EXTRACTED MATERIAL =

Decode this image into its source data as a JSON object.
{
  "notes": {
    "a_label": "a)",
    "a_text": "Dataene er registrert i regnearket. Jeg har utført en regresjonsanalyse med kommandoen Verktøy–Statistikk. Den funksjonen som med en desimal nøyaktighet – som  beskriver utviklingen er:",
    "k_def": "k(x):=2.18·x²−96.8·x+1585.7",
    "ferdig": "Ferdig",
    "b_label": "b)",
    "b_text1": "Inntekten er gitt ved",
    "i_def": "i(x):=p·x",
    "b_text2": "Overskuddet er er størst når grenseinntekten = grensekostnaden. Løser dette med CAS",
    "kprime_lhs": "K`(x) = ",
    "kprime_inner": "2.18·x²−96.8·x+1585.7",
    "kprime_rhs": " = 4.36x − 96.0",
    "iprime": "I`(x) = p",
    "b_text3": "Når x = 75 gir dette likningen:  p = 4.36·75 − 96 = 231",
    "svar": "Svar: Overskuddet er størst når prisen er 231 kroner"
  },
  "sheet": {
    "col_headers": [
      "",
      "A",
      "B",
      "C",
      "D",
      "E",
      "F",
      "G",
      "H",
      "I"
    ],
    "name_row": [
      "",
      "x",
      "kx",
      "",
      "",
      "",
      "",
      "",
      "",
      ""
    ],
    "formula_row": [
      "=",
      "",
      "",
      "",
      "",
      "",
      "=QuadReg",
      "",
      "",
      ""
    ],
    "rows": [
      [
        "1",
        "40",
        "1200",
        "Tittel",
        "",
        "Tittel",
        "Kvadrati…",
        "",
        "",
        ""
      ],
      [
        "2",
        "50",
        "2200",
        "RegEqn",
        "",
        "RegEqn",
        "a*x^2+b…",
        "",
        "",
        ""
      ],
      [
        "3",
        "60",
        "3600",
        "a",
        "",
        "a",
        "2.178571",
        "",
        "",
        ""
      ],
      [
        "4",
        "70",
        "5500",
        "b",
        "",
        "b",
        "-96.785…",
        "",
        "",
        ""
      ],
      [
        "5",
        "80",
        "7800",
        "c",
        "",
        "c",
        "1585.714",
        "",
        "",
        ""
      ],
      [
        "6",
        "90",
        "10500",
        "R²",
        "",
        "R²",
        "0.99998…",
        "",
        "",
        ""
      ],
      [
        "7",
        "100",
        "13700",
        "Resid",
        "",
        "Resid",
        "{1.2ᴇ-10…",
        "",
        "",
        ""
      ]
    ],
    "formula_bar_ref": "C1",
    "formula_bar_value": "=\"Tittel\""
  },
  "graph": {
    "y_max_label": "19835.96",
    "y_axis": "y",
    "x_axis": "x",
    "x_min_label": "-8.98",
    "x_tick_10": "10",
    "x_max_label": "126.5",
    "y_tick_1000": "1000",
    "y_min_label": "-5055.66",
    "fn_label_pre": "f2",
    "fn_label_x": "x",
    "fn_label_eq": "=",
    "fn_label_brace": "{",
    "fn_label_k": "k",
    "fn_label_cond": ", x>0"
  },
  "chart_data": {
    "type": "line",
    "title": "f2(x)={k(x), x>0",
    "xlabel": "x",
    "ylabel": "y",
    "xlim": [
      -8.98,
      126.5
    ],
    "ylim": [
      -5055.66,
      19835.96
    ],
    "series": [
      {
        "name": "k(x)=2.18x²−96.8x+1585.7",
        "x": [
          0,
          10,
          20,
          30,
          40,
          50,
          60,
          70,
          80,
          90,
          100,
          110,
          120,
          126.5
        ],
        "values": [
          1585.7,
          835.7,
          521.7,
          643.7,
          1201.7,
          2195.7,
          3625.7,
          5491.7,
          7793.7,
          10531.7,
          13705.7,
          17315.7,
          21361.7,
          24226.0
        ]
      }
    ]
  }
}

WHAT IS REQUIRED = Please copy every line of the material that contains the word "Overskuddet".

SOLUTION FOR THIS EXERCISE =
    "b_text2": "Overskuddet er er størst når grenseinntekten = grensekostnaden. Løser dette med CAS",
    "svar": "Svar: Overskuddet er størst når prisen er 231 kroner"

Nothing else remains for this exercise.